Step 1: Before Your Student Arrives
Have all your due diligence in place when it comes to homestay paperwork, contracts and host training. It can seem like a lot of work at times, but staying organized will pay off in the long run and help to ensure you and your student's safety.
Prepare your student’s room. A good practice is to put yourself in their shoes. Imagine what kind of room you would like as a young person, traveling thousands of miles to come live in a new country. Aim to create a clean, inviting and home-like space for them.
Familiarize yourself with their school schedule and calendar. Students may be very overwhelmed at the beginning. By familiarizing yourself with their schedule, you can help them understand what to expect and guide them along the way. This will also help you and your family plan your own schedules when it comes to transportation, meal preparation or family activities.
Step 2: When Your Student Arrives
Give your student a tour of the house. Make them feel at home by showing them around the house (more than just their bedroom and the bathroom). They may be unfamiliar with how your appliances work and need help with small details, like where toilet paper or clean towels are.

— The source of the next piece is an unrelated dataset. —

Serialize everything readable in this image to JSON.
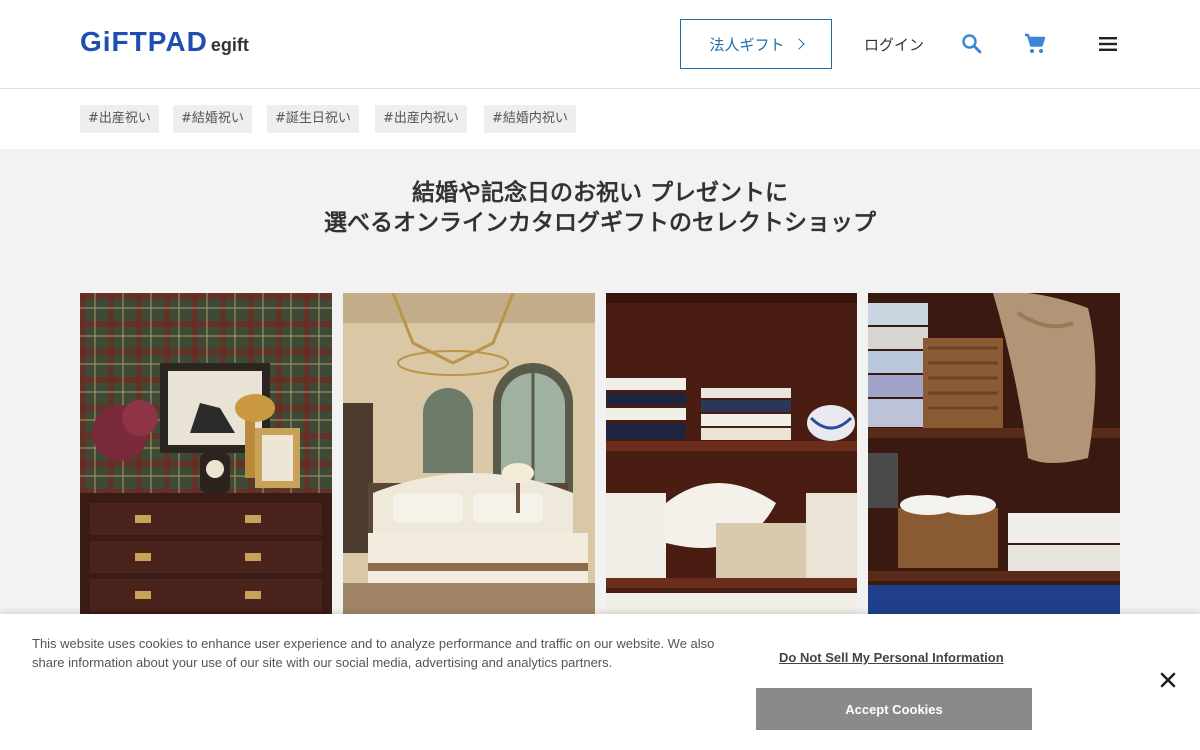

Set your house rules and expectations. As with all young people, your student may not keep to all your rules perfectly. Setting expectations from the beginning helps to avoid any misunderstandings. We encourage you to write these down for your student to reference at any time. Need some ideas? → View our tips or download our free template!
Encourage your student to practice their English with you. Helping your student speak English can help them feel more confident and involved as they adapt to their new surroundings. Not only will this help them learn the local lingo, it's a great way to start getting to know each other.
Be flexible with meals. Your student may need some time to adjust to different types of food. Be patient with them if needed, as they will be dealing with multiple cultural differences. It may take time at first for them to adjust to a new diet and the types of food your family eats.
Let them rest. You may be excited to take your student sightseeing to all your favorite places or introduce them to your friends. Try to take it easy in the beginning as they may be jet lagged and overwhelmed by all their new surroundings. Give them time to rest and get settled.
Step 3: After Your Student has Settled in
Stay engaged. Some students will be talkative and eager to join you and your family in whatever you do. Some students will be far less outgoing, so, do your best to stay involved in their school and home life, while still respecting their need for space. Keep inviting them to join your family outings, they may just need a little time to warm up before they feel comfortable tagging along.
Recognize that cultural differences matter. Different cultures express things like disagreements or requests in different ways. Remember that there may be different communication styles in play. Also, try to be sensitive to the fact that your student might be too embarrassed or intimidated to share what they really think.
Reach out if you need help. StudentRoomStay offers support anytime you need to speak to one of our representatives. Stay connected with your student’s school and help your student contact teachers or tutors if they need extra help. If possible, connect with other host families in your area—they may have some great suggestions!
Exercise patience and perseverance. No matter how great a student or host family is, challenges are always likely to arise. When miscommunications arise, you can help get everyone through it by being patient and continuing to work at the relationship. Facing issues head-on builds trust, gets everyone of their comfort zone and helps host families learn more about their student (and about themselves. Overcoming challenges is truly one of the most rewarding aspects of homestay. ❤️